Cargo Cult: …imitate the superficial exterior of a process or system without having any understanding of the underlying substance --Wikipedia During and after WWII, some native south pacific islanders erroneously associated the presence of war related technology with the delivery of highly desirable cargo. When the war ended and the cargo stopped showing up, they built crude facsimiles of runways, control towers, and airplanes in the belief that the presence of war technology caused the delivery of desirable cargo. From our point of view, it looks pretty amusing to see people build fake airplanes, runways and control towers  and wait for cargo to fall from the sky.
The question is, how amusing are we?We have cargo cult science[1], cargo cult management[2], cargo cult programming[3], how about cargo cult system management?Here’s some common system administration failures that might be ‘cargo cult’:
Failing to understand the difference between necessary and sufficient. A daily backup …

Ad-Hoc Versus Structured System Management

Structured system management is a concept that covers the fundamentals of building, securing, deploying, monitoring, logging, alerting, and documenting networks, servers and applications. Structured system management implies that you have those fundamentals in place, you execute them consistently, and you know all cases where you are inconsistent. The converse of structured system management is what I call ad hoc system management, where every system has it own plan, undocumented and inconsistent, and you don't know how inconsistent they are, because you've never looked.

In previous posts (here and here) I implied that structured system management was an integral part of improving system availability. Having inherited several platforms that had, at best, ad hoc system management, and having moved the platforms to something resembling structured system management, I've concluded that implementing basic structure around system management will be the best and fastest path to…

The Cloud – Provider Failure Modes
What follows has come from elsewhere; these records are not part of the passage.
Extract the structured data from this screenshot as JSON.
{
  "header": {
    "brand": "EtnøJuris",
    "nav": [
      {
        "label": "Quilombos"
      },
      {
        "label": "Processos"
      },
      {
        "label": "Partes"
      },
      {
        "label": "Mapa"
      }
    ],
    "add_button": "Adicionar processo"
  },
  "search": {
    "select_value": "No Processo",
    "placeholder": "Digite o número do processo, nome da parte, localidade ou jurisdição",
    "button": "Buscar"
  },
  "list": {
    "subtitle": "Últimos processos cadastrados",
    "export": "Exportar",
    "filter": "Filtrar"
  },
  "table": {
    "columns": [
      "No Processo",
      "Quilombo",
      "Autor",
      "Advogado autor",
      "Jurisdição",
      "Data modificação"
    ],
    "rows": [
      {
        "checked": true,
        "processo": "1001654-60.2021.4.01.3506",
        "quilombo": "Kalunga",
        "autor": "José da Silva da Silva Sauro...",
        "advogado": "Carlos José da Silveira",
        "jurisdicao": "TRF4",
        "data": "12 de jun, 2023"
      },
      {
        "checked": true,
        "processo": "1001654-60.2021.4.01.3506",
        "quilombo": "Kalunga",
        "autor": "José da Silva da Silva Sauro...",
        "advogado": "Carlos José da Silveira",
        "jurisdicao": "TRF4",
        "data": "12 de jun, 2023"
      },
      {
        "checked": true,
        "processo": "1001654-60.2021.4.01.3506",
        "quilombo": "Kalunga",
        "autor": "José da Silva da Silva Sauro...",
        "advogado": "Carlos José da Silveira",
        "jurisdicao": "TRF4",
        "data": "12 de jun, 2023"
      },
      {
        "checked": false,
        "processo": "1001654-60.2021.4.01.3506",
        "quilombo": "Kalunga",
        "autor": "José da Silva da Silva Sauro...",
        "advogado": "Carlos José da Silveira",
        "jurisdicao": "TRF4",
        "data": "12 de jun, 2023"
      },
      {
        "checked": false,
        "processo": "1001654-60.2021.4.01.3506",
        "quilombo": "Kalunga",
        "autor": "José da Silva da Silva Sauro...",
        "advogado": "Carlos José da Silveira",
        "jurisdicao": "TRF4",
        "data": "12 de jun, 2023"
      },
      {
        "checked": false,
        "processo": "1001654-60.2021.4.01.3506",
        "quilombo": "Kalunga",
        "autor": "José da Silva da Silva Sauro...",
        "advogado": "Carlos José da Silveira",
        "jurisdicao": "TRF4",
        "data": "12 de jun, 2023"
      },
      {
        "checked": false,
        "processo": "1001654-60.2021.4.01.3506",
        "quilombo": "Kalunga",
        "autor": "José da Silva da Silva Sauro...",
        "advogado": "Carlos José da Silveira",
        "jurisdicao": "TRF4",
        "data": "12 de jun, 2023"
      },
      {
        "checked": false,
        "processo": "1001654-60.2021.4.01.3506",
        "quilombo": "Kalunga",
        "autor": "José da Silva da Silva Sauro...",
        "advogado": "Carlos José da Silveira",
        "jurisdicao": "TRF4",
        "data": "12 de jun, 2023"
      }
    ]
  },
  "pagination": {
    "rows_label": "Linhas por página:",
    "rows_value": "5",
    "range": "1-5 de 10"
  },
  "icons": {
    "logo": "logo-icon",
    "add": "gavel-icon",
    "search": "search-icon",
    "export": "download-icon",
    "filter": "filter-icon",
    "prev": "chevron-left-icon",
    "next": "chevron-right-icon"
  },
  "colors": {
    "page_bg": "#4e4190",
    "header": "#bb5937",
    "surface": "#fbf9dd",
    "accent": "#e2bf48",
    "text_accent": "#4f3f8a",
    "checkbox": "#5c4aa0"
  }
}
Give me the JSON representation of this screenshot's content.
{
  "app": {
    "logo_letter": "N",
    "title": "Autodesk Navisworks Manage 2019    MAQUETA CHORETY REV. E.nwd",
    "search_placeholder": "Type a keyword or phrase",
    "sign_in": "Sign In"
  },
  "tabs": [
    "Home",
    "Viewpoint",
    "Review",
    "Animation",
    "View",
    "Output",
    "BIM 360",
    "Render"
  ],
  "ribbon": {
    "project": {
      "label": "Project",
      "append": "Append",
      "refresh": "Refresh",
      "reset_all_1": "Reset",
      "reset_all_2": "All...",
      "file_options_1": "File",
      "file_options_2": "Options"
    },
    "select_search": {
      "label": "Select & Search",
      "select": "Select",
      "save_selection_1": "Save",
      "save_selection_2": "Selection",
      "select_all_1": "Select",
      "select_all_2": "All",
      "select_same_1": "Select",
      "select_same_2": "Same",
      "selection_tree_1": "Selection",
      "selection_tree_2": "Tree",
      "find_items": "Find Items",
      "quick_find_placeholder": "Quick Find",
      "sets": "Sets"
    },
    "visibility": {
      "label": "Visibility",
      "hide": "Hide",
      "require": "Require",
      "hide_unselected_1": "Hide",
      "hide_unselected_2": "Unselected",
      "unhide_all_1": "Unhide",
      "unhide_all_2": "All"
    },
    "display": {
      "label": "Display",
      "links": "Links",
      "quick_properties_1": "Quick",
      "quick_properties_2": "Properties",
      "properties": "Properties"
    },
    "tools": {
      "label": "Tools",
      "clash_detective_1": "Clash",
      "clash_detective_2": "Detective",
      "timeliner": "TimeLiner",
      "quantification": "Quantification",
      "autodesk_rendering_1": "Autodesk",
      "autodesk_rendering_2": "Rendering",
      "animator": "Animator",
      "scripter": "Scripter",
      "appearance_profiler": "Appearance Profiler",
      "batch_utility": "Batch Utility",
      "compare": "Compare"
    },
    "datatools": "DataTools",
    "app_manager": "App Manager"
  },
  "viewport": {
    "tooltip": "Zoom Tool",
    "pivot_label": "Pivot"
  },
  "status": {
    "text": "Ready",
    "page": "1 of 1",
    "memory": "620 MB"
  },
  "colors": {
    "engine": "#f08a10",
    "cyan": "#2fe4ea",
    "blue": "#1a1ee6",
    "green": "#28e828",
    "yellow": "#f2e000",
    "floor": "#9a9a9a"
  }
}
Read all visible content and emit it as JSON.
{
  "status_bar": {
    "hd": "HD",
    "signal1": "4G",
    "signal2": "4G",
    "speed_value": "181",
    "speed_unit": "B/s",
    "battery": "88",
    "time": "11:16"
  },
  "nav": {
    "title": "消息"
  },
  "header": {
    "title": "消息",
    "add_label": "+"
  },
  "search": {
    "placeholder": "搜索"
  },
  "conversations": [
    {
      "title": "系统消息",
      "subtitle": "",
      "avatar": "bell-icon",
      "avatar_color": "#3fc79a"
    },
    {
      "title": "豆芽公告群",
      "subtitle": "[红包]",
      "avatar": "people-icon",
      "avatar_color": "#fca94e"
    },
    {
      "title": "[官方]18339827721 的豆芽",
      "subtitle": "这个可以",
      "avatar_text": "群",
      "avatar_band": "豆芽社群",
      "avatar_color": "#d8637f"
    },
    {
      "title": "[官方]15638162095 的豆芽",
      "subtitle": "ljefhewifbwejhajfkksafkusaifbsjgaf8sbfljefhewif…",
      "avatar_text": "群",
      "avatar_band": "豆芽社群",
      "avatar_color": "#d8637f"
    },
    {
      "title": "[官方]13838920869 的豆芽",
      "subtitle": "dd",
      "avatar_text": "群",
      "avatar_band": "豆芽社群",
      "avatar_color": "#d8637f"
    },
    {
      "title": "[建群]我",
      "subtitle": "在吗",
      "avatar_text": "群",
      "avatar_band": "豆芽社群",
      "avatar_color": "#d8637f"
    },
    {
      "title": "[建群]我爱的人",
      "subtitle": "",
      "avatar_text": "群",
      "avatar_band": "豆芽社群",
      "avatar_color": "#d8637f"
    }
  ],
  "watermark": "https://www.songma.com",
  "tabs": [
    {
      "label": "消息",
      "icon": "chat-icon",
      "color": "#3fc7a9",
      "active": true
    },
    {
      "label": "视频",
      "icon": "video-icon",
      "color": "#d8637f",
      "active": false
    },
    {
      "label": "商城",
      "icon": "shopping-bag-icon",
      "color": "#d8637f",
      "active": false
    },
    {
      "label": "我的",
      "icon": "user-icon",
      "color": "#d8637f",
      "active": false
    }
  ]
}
In The Cloud - Outsourcing Moved up the Stack[1] I compared the outsourcing that we do routinely (wide area networks) with the outsourcing of the higher layers of the application stack (processor, memory, storage). Conceptually they are similar:In both cases you’ve entrusted your bits to someone else, you’ve shared physical and logical resources with others, you’ve disassociated physical devices (circuits or servers) from logical devices (virtual circuits, virtual severs), and in exchange for what is hopefully better, faster, cheaper service, you give up visibility, manageability and control to a provider. There are differences though. In the case of networking, your cloud provider is only entrusted with your bits for the time it takes for those bits to cross the providers network, and the loss of a few bits is not catastrophic. For providers of higher layer services, the bits are entrusted to the provider for the life of the bits, and the loss of a few bits is a major problem. These …